"I've always been in favor of electing African-Americans and Hispanics," testified Houston Rep. Ron Wilson, "and I'm not turning my back on 80 years of civil rights history, in respect to people like Martin Luther King, Stokely Carmichael, Ron Karenga. ... They were fighting for a place at the table, not a ticket in the gallery." Wilson was the state's star (and only) minority witness, and attorney Andy Taylor made certain that the record reflected it: "You are an African-American?" "All day," responded Wilson.
Twisting in the Wind
The moment highlighted the symbolic role Wilson has played in the redistricting melodrama as the sole black legislator to support the Republican plan. They didn't need his vote, but they needed his face -- even more so in the courts, where it would be much harder to maintain the illusion of "enhancing" minority rights without a single black or Latino voice to join the chorus.
Wilson dismisses Anglo Democratic congressmen who get substantial minority support as so many Mr. Charlies, demanding African-American loyalty in return for crumbs. "It's my opinion that African-Americans have no influence in those districts," he told the congressional Democrats' lawyer, then continued, "I can't let my folks twist in the wind waiting for the good wishes or good feelings of the [congressmen] you are trying to protect."

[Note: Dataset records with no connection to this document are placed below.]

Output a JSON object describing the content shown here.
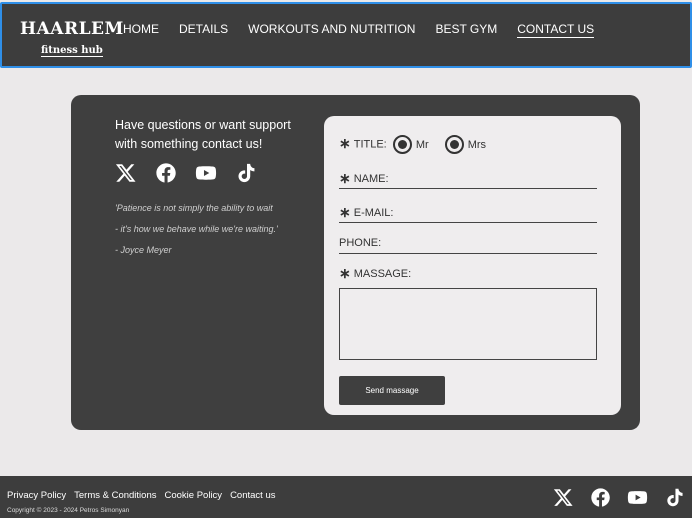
{
  "header": {
    "logo_main": "HAARLEM",
    "logo_sub": "fitness hub",
    "nav": [
      "HOME",
      "DETAILS",
      "WORKOUTS AND NUTRITION",
      "BEST GYM",
      "CONTACT US"
    ]
  },
  "contact": {
    "intro": "Have questions or want support with something contact us!",
    "quote_line1": "'Patience is not simply the ability to wait",
    "quote_line2": "- it's how we behave while we're waiting.'",
    "quote_author": "- Joyce Meyer"
  },
  "form": {
    "required_mark": "∗",
    "title_label": "TITLE:",
    "option_mr": "Mr",
    "option_mrs": "Mrs",
    "name_label": "NAME:",
    "email_label": "E-MAIL:",
    "phone_label": "PHONE:",
    "message_label": "MASSAGE:",
    "send_label": "Send massage"
  },
  "footer": {
    "links": [
      "Privacy Policy",
      "Terms & Conditions",
      "Cookie Policy",
      "Contact us"
    ],
    "copyright": "Copyright © 2023 - 2024 Petros Simonyan"
  },
  "colors": {
    "background": "#ebe9ea",
    "dark": "#3d3d3d",
    "header_border": "#2f8fe8"
  },
  "icons": [
    "x-icon",
    "facebook-icon",
    "youtube-icon",
    "tiktok-icon"
  ]
}
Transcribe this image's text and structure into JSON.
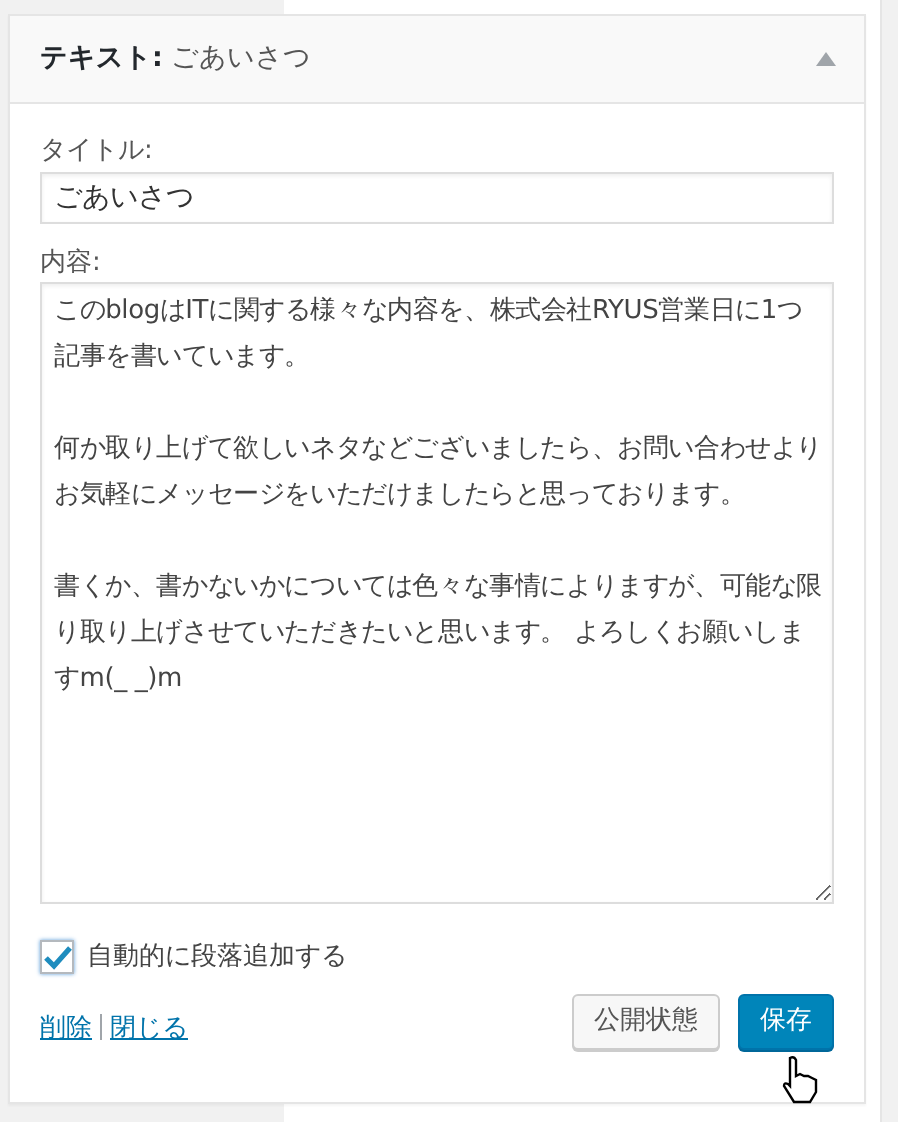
{
  "widget": {
    "title": "**テキスト:** ごあいさつ",
    "expanded": true
  },
  "fields": [
    {
      "kind": "input",
      "label": "タイトル:",
      "value": "ごあいさつ"
    },
    {
      "kind": "textarea",
      "label": "内容:",
      "paragraphs": [
        "このblogはITに関する様々な内容を、株式会社RYUS営業日に1つ記事を書いています。",
        "何か取り上げて欲しいネタなどございましたら、お問い合わせよりお気軽にメッセージをいただけましたらと思っております。",
        "書くか、書かないかについては色々な事情によりますが、可能な限り取り上げさせていただきたいと思います。 よろしくお願いしますm(_ _)m"
      ]
    }
  ],
  "auto_paragraph": {
    "label": "自動的に段落追加する",
    "checked": true
  },
  "links": [
    "削除",
    "閉じる"
  ],
  "buttons": [
    {
      "label": "公開状態",
      "kind": "secondary"
    },
    {
      "label": "保存",
      "kind": "primary"
    }
  ]
}
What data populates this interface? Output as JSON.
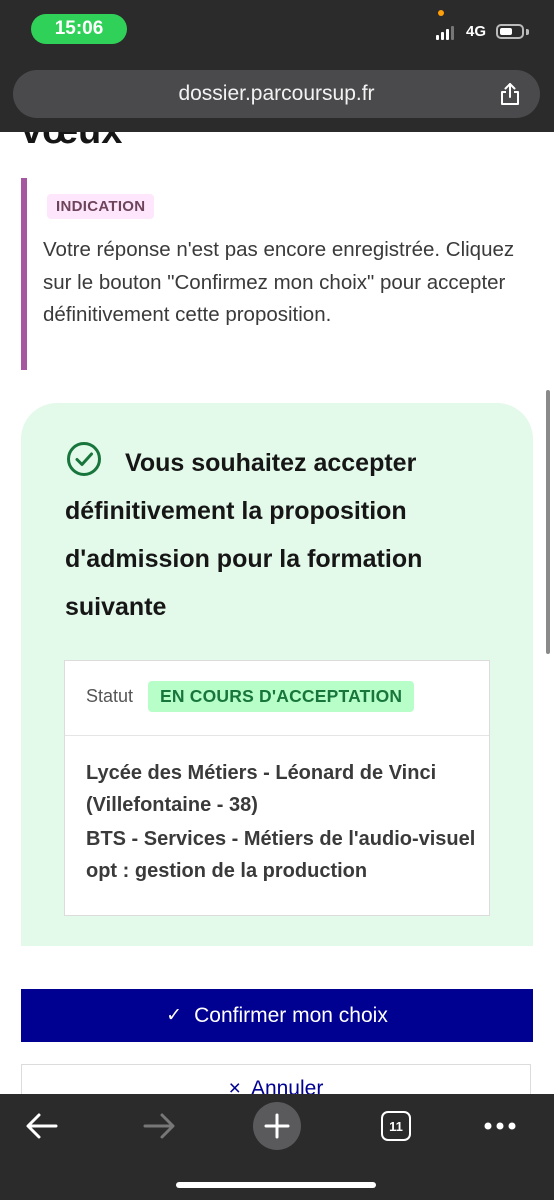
{
  "status_bar": {
    "time": "15:06",
    "network": "4G"
  },
  "browser": {
    "url": "dossier.parcoursup.fr",
    "tab_count": "11"
  },
  "page": {
    "heading_fragment": "vœux"
  },
  "indication": {
    "badge": "INDICATION",
    "text": "Votre réponse n'est pas encore enregistrée. Cliquez sur le bouton \"Confirmez mon choix\" pour accepter définitivement cette proposition."
  },
  "card": {
    "title": "Vous souhaitez accepter définitivement la proposition d'admission pour la formation suivante",
    "statut_label": "Statut",
    "status_badge": "EN COURS D'ACCEPTATION",
    "school": "Lycée des Métiers - Léonard de Vinci (Villefontaine - 38)",
    "program": "BTS - Services - Métiers de l'audio-visuel opt : gestion de la production"
  },
  "actions": {
    "confirm_label": "Confirmer mon choix",
    "cancel_label": "Annuler"
  },
  "colors": {
    "primary": "#000091",
    "success_bg": "#e3f9ea",
    "indication_border": "#a558a0",
    "status_green": "#18753c"
  },
  "icons": [
    "share-icon",
    "check-circle-icon",
    "checkmark-icon",
    "close-icon",
    "back-arrow-icon",
    "forward-arrow-icon",
    "plus-icon",
    "tabs-icon",
    "more-icon"
  ]
}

But if, as Wilson says, minority voters have no influence in congressional districts now held by white Democrats like Max Sandlin, Jim Turner, Chet Edwards, Gene Green, Martin Frost, and Lloyd Doggett -- all with strong records on minority issues, and all targeted for elimination under the proposed map -- where in the world will they go when their representatives are Kay Granger, Pete Sessions, Joe Barton, John Culberson, Tom DeLay, or Michael Burgess, the anointed reps of the white Dallas and Houston suburbs?

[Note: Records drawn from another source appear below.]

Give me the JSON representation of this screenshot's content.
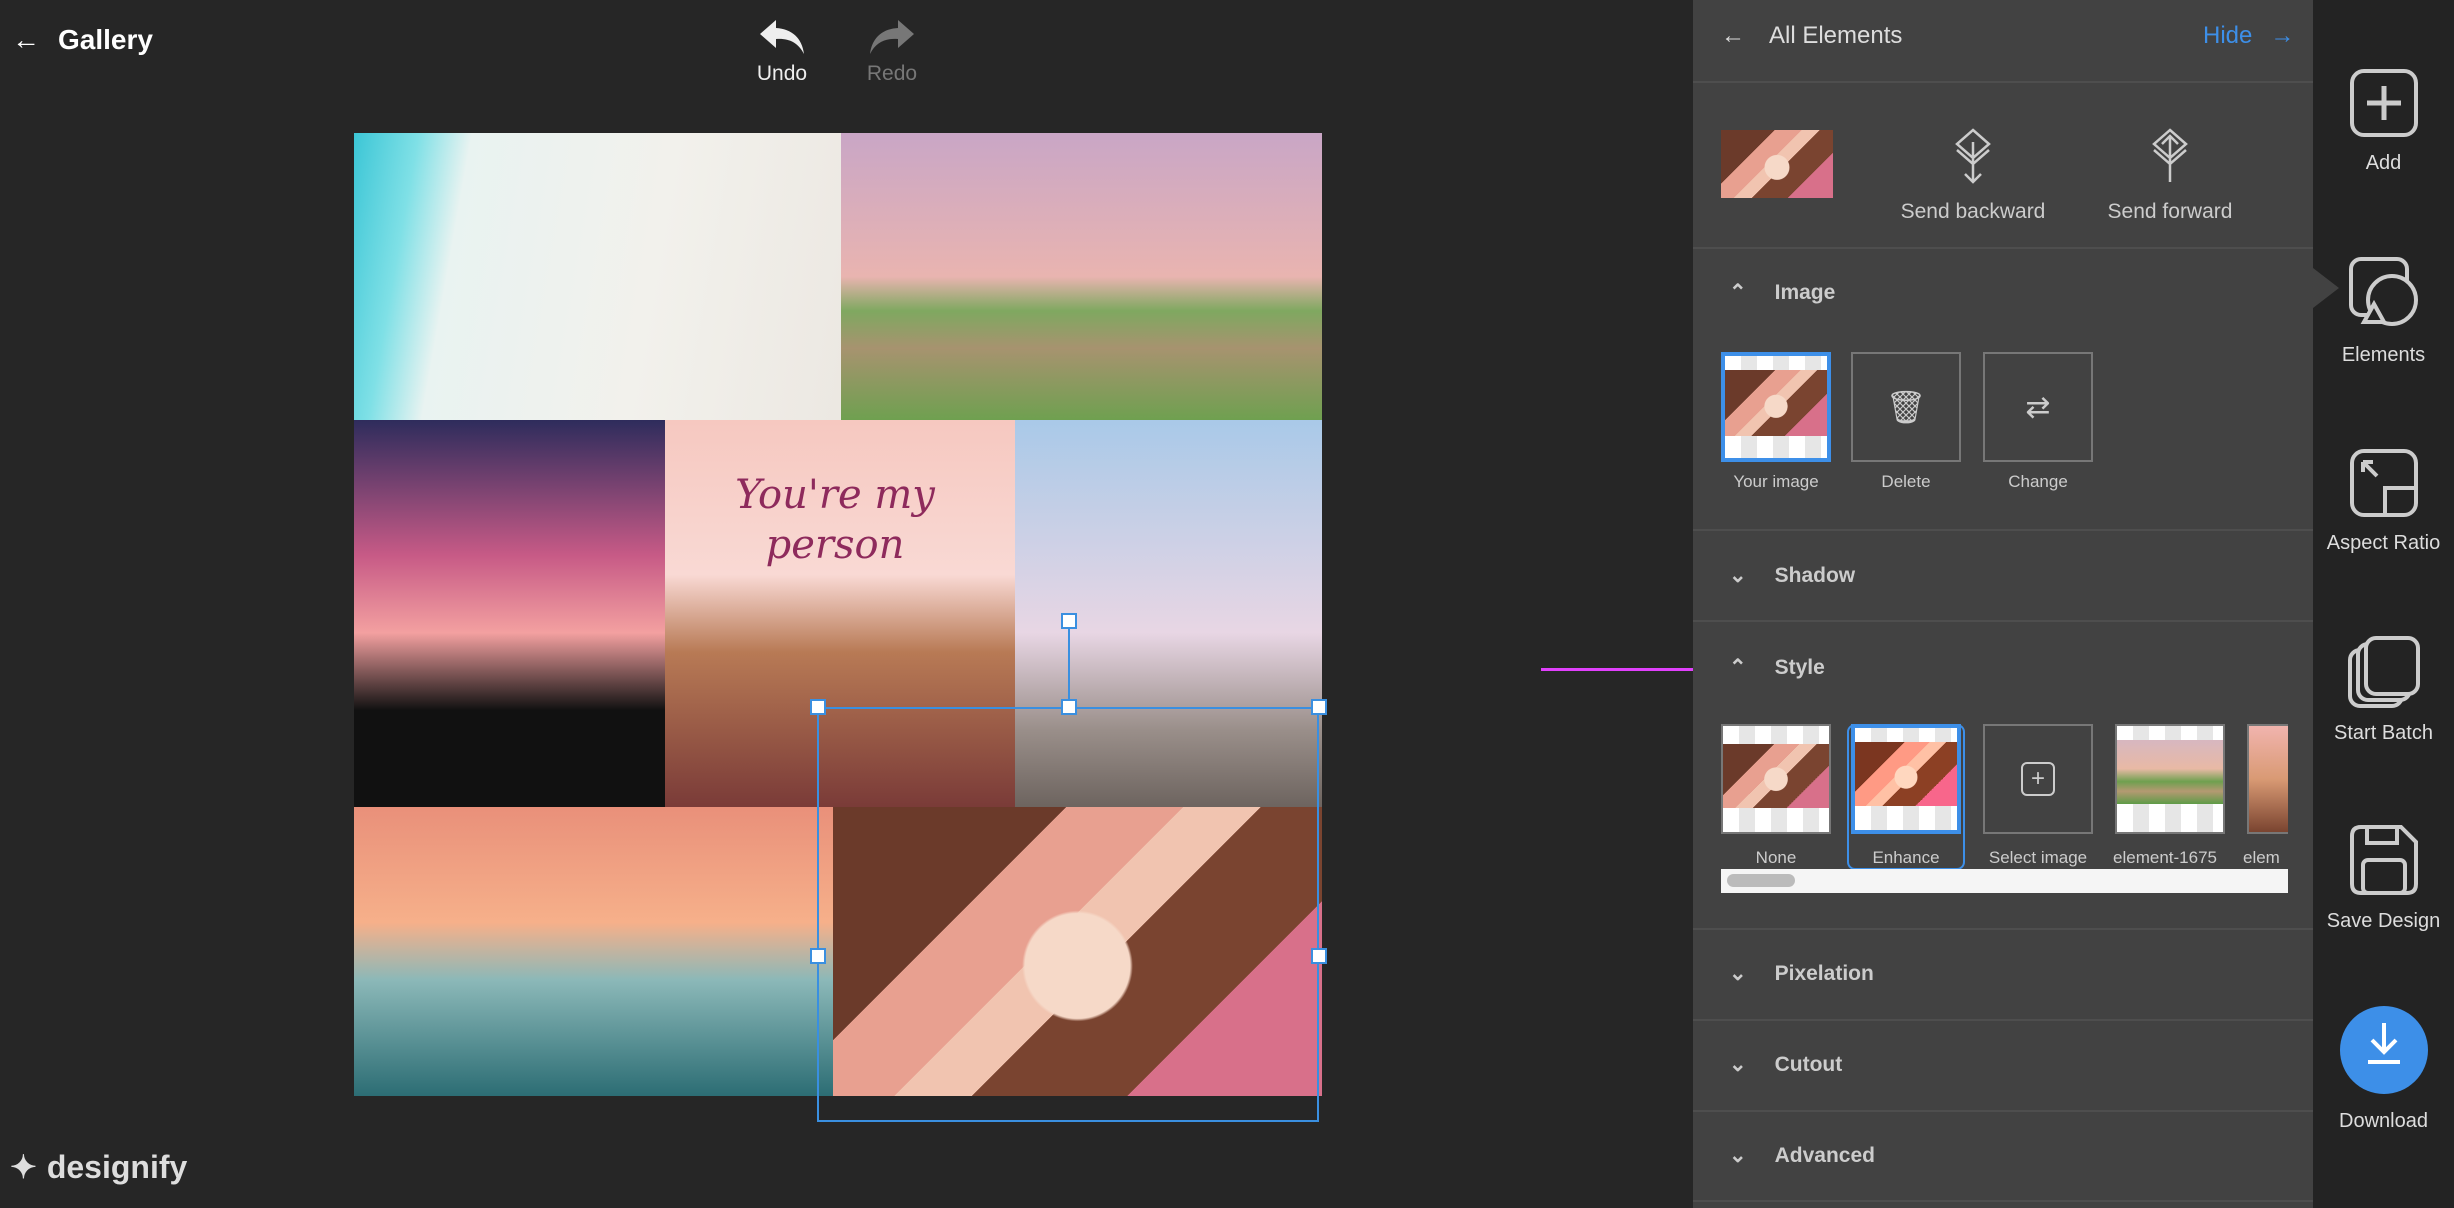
{
  "topbar": {
    "back_label": "Gallery",
    "undo": "Undo",
    "redo": "Redo"
  },
  "canvas": {
    "overlay_text": "You're my person"
  },
  "panel": {
    "title": "All Elements",
    "hide": "Hide",
    "send_backward": "Send backward",
    "send_forward": "Send forward",
    "sections": {
      "image": "Image",
      "shadow": "Shadow",
      "style": "Style",
      "pixelation": "Pixelation",
      "cutout": "Cutout",
      "advanced": "Advanced"
    },
    "image_items": [
      "Your image",
      "Delete",
      "Change"
    ],
    "style_items": [
      "None",
      "Enhance",
      "Select image",
      "element-1675",
      "elem"
    ],
    "selected_style": "Enhance"
  },
  "sidebar": {
    "items": [
      "Add",
      "Elements",
      "Aspect Ratio",
      "Start Batch",
      "Save Design",
      "Download"
    ],
    "active": "Elements"
  },
  "brand": {
    "logo": "designify"
  },
  "colors": {
    "accent": "#3d8fe8",
    "annotation_arrow": "#e040fb",
    "panel": "#424242"
  }
}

"African-American citizens in those [current] districts all need help," says Bledsoe, "and despite Ron's accusations of death-bed conversions, those congressmen -- Turner, Sandlin, Edwards, Doggett, Green, Frost -- they have always been there for minority constituents, and they've shown a true commitment to our issues."

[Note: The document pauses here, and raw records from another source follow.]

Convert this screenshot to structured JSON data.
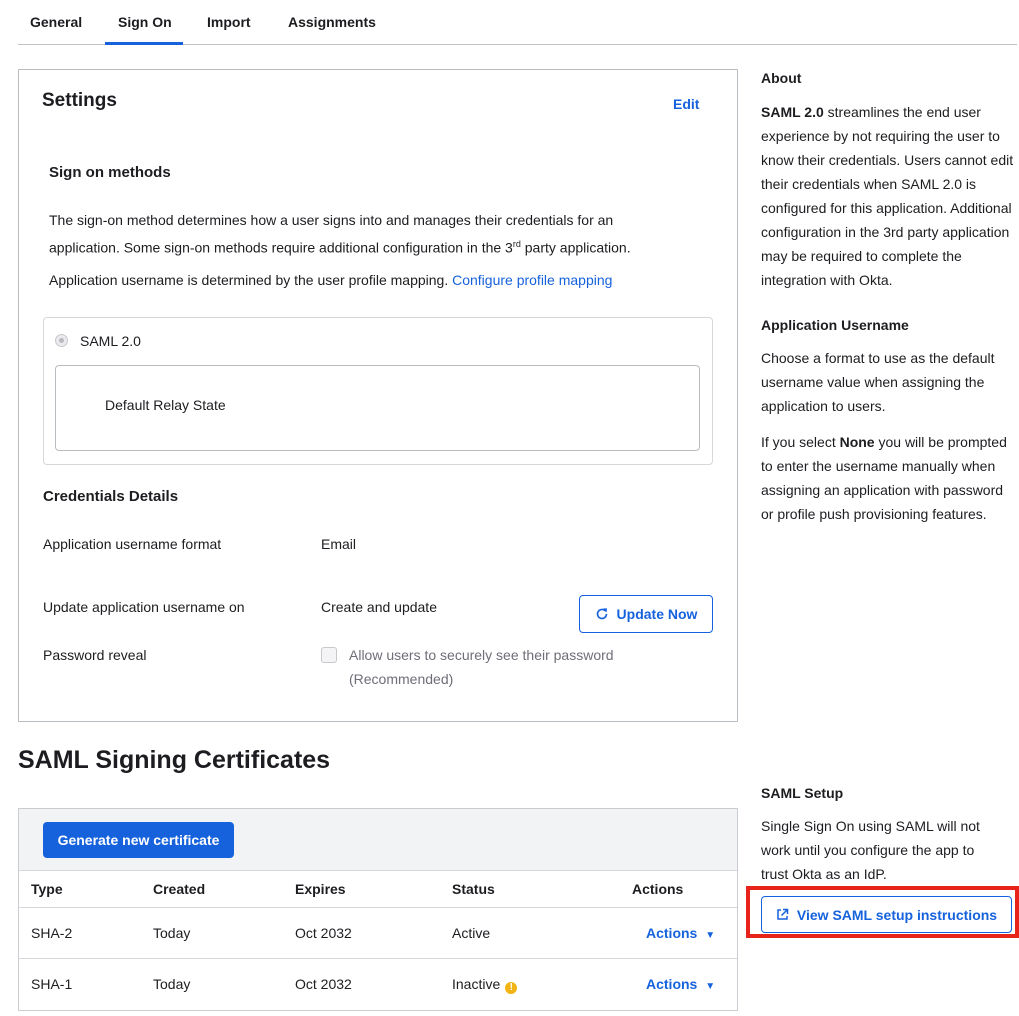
{
  "tabs": [
    {
      "label": "General"
    },
    {
      "label": "Sign On"
    },
    {
      "label": "Import"
    },
    {
      "label": "Assignments"
    }
  ],
  "settings": {
    "title": "Settings",
    "edit_label": "Edit",
    "sign_on_methods": {
      "heading": "Sign on methods",
      "desc_line1": "The sign-on method determines how a user signs into and manages their credentials for an",
      "desc_line2_pre": "application. Some sign-on methods require additional configuration in the 3",
      "desc_line2_sup": "rd",
      "desc_line2_post": " party application.",
      "username_text": "Application username is determined by the user profile mapping.",
      "configure_link": "Configure profile mapping",
      "method_label": "SAML 2.0",
      "relay_state_label": "Default Relay State"
    },
    "credentials": {
      "heading": "Credentials Details",
      "format_label": "Application username format",
      "format_value": "Email",
      "update_label": "Update application username on",
      "update_value": "Create and update",
      "update_button": "Update Now",
      "reveal_label": "Password reveal",
      "reveal_checkbox_line1": "Allow users to securely see their password",
      "reveal_checkbox_line2": "(Recommended)"
    }
  },
  "certificates": {
    "title": "SAML Signing Certificates",
    "generate_button": "Generate new certificate",
    "columns": [
      "Type",
      "Created",
      "Expires",
      "Status",
      "Actions"
    ],
    "rows": [
      {
        "type": "SHA-2",
        "created": "Today",
        "expires": "Oct 2032",
        "status": "Active",
        "actions": "Actions",
        "warning": false
      },
      {
        "type": "SHA-1",
        "created": "Today",
        "expires": "Oct 2032",
        "status": "Inactive",
        "actions": "Actions",
        "warning": true
      }
    ]
  },
  "sidebar": {
    "about_heading": "About",
    "about_bold": "SAML 2.0",
    "about_text": " streamlines the end user experience by not requiring the user to know their credentials. Users cannot edit their credentials when SAML 2.0 is configured for this application. Additional configuration in the 3rd party application may be required to complete the integration with Okta.",
    "username_heading": "Application Username",
    "username_text": "Choose a format to use as the default username value when assigning the application to users.",
    "none_pre": "If you select ",
    "none_bold": "None",
    "none_post": " you will be prompted to enter the username manually when assigning an application with password or profile push provisioning features.",
    "setup_heading": "SAML Setup",
    "setup_text": "Single Sign On using SAML will not work until you configure the app to trust Okta as an IdP.",
    "setup_button": "View SAML setup instructions"
  },
  "colors": {
    "accent": "#1662dd",
    "highlight": "#e8231a",
    "warning": "#f2b314"
  },
  "icons": {
    "refresh": "refresh-icon",
    "external_link": "external-link-icon",
    "caret": "caret-down-icon",
    "warning": "warning-icon"
  }
}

The Future of Democracy There's no question that U.S. electoral politics is a world of narrow compromises, and at least some of the Democrats' current troubles are due to decades of racial foot-dragging when their party ruled the South. But that's far from the case now, and a cursory glance at the Capitol confirms that the Republicans in charge represent the same retrograde interests once stoutly defended by the Dixiecrats. They are not just willing, but eager, to trade a few black and brown faces in Congress for another decadelong stranglehold on statewide and nationwide political power, and their baleful influence in D.C. is steadily undermining the importance of all the public institutions that make democracy possible: education, health care, community and environmental planning, and the public oversight and regulation of major economic interests.
It requires no illusions about the limitations of the national Democratic Party to acknowledge that at the grass roots, the party still primarily represents those folks committed to popular democracy, egalitarian politics, and a fundamental inclusiveness that, however incompletely realized, represents the best of the American democratic tradition. What's finally at stake in the seemingly arcane and intramural struggle quietly proceeding through the federal courts is the increasingly cloudy and uncertain future of democracy in America.